Archive for November, 1941

Indian leader says tribes need more economic opportunities

November 21st, 1941

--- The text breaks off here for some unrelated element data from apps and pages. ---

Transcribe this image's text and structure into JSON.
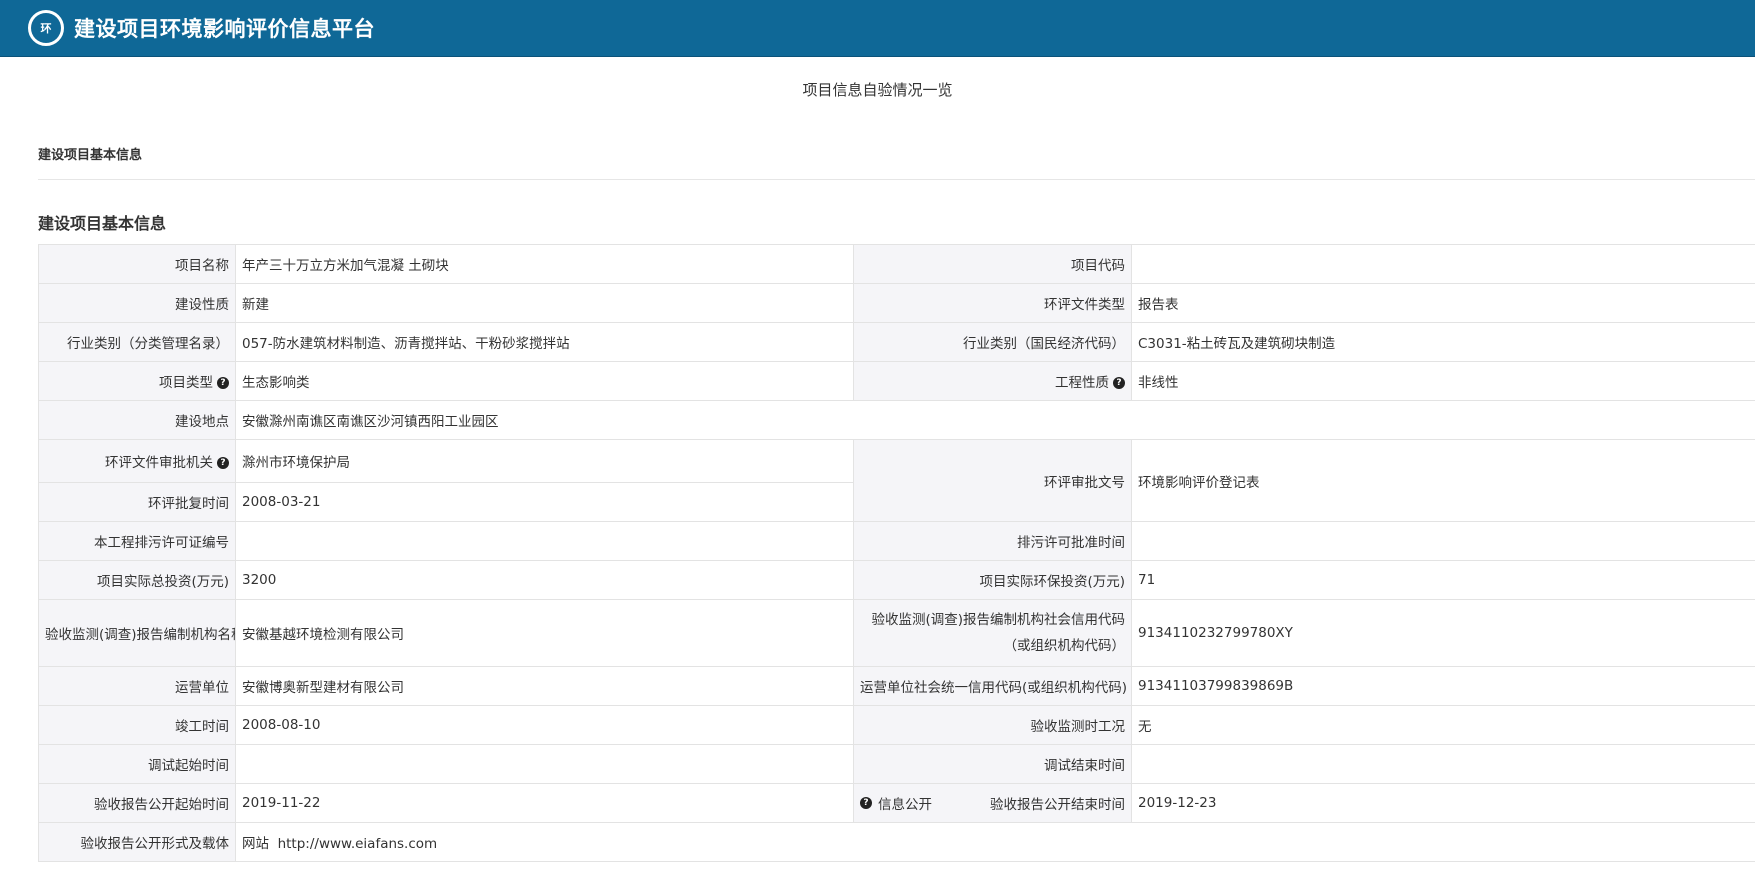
{
  "header": {
    "app_title": "建设项目环境影响评价信息平台",
    "logo_text": "环"
  },
  "page_title": "项目信息自验情况一览",
  "section_header": "建设项目基本信息",
  "section_title": "建设项目基本信息",
  "rows": {
    "r1": {
      "l1": "项目名称",
      "v1": "年产三十万立方米加气混凝 土砌块",
      "l2": "项目代码",
      "v2": ""
    },
    "r2": {
      "l1": "建设性质",
      "v1": "新建",
      "l2": "环评文件类型",
      "v2": "报告表"
    },
    "r3": {
      "l1": "行业类别（分类管理名录）",
      "v1": "057-防水建筑材料制造、沥青搅拌站、干粉砂浆搅拌站",
      "l2": "行业类别（国民经济代码）",
      "v2": "C3031-粘土砖瓦及建筑砌块制造"
    },
    "r4": {
      "l1": "项目类型",
      "v1": "生态影响类",
      "l2": "工程性质",
      "v2": "非线性"
    },
    "r5": {
      "l1": "建设地点",
      "v1": "安徽滁州南谯区南谯区沙河镇西阳工业园区"
    },
    "r6": {
      "l1": "环评文件审批机关",
      "v1": "滁州市环境保护局",
      "l2": "环评审批文号",
      "v2": "环境影响评价登记表"
    },
    "r7": {
      "l1": "环评批复时间",
      "v1": "2008-03-21"
    },
    "r8": {
      "l1": "本工程排污许可证编号",
      "v1": "",
      "l2": "排污许可批准时间",
      "v2": ""
    },
    "r9": {
      "l1": "项目实际总投资(万元)",
      "v1": "3200",
      "l2": "项目实际环保投资(万元)",
      "v2": "71"
    },
    "r10": {
      "l1": "验收监测(调查)报告编制机构名称",
      "v1": "安徽基越环境检测有限公司",
      "l2": "验收监测(调查)报告编制机构社会信用代码（或组织机构代码）",
      "v2": "9134110232799780XY"
    },
    "r11": {
      "l1": "运营单位",
      "v1": "安徽博奥新型建材有限公司",
      "l2": "运营单位社会统一信用代码(或组织机构代码)",
      "v2": "91341103799839869B"
    },
    "r12": {
      "l1": "竣工时间",
      "v1": "2008-08-10",
      "l2": "验收监测时工况",
      "v2": "无"
    },
    "r13": {
      "l1": "调试起始时间",
      "v1": "",
      "l2": "调试结束时间",
      "v2": ""
    },
    "r14": {
      "l1": "验收报告公开起始时间",
      "v1": "2019-11-22",
      "pub": "信息公开",
      "l2": "验收报告公开结束时间",
      "v2": "2019-12-23"
    },
    "r15": {
      "l1": "验收报告公开形式及载体",
      "v1": "网站  http://www.eiafans.com"
    }
  },
  "icons": {
    "help": "question-circle-icon",
    "logo": "environment-emblem-icon"
  },
  "colors": {
    "header_bg": "#0f6897",
    "label_bg": "#f5f5f8",
    "border": "#e3e3e3"
  }
}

ERICA WERNER Associated Press WASHINGTON – American Indian tribes need more economic development opportunities, including easier access to tax-free bonds for tribal projects, the head of the nation’s largest tribal group said Thursday. Tex Hall, president of the National Congress of American Indians, said the country’s approximately 4.2 million Indians have made progress but still lag other residents in wages and education, and access to housing, technology and health care. “Income average of Indians living on reservations is still less than half of the national average. Indian unemployment is still double the rest of the country,” Hall said in his third annual State of Indian Nations address. “Thus, while improvements have been made, much work is left to be done. “If tribes are to continue to be successful, we must have access to all tools that are also available to other governments.” Among them: the ability to issue tax-exempt bonds to raise funds for economic development projects. Tribes can issue such bonds, but the federal tax code includes a special requirement that the money go for an “essential government function.” Bond money cannot be used to pay for tribal casinos, but the Internal Revenue Service has begun questioning projects including a convention center and a resort, NCAI officials said. The tribes’ solution is legislation to put them on the same footing as states and local governments in issuing bonds. Bills to accomplish that stalled during the last congressional session, and Hall urged Congress to try again this year. “Indian tribes must be able to raise funds like other governments,” he said. Other legislative goals include more regulatory authority over telecommunications, and the ability to prosecute non-Indians for crimes committed on reservations. Hall warned listeners that President Bush’s budget, due Monday, may contain tough cuts for tribes, especially in housing programs. Hall barely mentioned Indian gambling during his speech, but when asked during a question and answer period whether casino money has had any negative consequences for tribes, he said, “Let’s see, I can’t think of any.” After Hall’s speech, Bureau of Indian Affairs head Dave Anderson made his first public remarks since announcing his resignation Monday after just a year on the job. The founder of a casino management company and a barbecue restaurant chain in Minnesota, Anderson had recused himself from tribal recognition and Indian gambling issues while at BIA, to avoid the appearance of conflict of interest. “In the areas that were my greatest strengths, such as economic development, those were the areas that my hands were kind of tied in,” Anderson told reporters. “So I kind of felt that I was able to get more done on the outside than being in the position I was in.”